WASHINGTON, D.C. – The Senate Surface Transportation Subcommittee will hold a hearing on economics, service and capacity issues in the freight railroad industry at 10 a.m. on Wednesday, June 21, in the Dirksen Senate Office Building, room 562, according to U.S. Senator Trent Lott, R-Mississippi, subcommittee chairman, who is convening the hearing at the request of U.S. Senator Conrad Burns, R-Montana.
Witnesses will include railroad and shipping representatives, the Surface Transportation Board (STB) and the General Accountability Office (GAO), Senator Lott said. He said that GAO will present preliminary findings from its study on recent rate changes in the freight rail industry, whether those changes suggest the need for alternatives to the current framework for regulating freight railroad rates and how projected future demand for freight rail compares with projected future capacity.

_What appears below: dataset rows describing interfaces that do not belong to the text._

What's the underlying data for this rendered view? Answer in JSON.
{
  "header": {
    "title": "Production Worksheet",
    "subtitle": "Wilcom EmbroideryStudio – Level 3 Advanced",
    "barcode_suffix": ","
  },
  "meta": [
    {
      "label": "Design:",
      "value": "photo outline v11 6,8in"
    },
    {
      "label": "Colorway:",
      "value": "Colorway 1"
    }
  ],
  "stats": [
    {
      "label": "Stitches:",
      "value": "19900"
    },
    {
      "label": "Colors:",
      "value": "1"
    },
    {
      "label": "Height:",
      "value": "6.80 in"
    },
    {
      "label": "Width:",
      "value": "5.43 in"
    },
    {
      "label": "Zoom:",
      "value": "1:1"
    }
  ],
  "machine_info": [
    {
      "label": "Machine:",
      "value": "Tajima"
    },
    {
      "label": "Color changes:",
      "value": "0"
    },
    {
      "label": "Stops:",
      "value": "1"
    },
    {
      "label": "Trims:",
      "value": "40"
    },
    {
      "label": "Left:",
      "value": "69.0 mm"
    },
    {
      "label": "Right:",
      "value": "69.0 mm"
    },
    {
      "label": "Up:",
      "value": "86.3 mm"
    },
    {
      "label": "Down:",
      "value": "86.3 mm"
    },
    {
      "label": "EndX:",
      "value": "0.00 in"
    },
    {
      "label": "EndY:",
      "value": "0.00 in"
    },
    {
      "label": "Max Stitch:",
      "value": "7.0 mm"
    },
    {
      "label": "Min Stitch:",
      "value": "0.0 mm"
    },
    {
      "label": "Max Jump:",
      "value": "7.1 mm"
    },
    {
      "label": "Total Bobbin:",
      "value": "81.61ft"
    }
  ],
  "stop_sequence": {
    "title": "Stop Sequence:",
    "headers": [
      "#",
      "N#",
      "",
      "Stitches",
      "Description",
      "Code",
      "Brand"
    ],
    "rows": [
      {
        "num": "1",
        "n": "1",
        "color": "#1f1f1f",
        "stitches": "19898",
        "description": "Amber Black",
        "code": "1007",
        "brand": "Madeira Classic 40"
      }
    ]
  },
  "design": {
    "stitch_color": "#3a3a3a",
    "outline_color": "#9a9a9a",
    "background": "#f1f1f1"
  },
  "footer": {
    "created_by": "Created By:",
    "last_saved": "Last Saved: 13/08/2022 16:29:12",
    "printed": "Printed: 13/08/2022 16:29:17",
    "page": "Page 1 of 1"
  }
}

Senators Lott and Burns, joined by six other Subcommittee Senators, last year asked GAO to investigate and report on the performance of the current regulatory structure in striking the appropriate balance between the interests of railroads, shippers and the need for an adequate national transportation system to support the nation’s economy. Senator Lott stressed his hope that the GAO report will help the Subcommittee promote the balance between ensuring fair and high quality service to shippers and a safe and productive rail system as the panel considers the reauthorization of the STB.
Senator Burns is a leading advocate on rail issues and bringing competition to areas dominated by a single railroad. In April 2005, Senator Burns introduced S. 919, the Railroad Competition Act, not the subject of the June 21 hearing, but a comprehensive proposal that would restrict the major railroads from precluding competition from short-line railroads and reforming the STB to provide a workable forum for dispute resolution. Senator Burns has complained that Montana businesses and consumers battle monopoly power on a regular basis, because the state is served by only one railroad, Burlington Northern-Santa Fe.
“Right now our small businesses and energy customers are being taken advantage of by the railroads, simply because they can,” said Senator Burns. “I have introduced a bill that will limit these monopolistic abuses which restrict competition and improve dispute resolution. I was not sent here to oversee a monopoly.”
A full witness list for the June 21 hearing will be announced at a later date.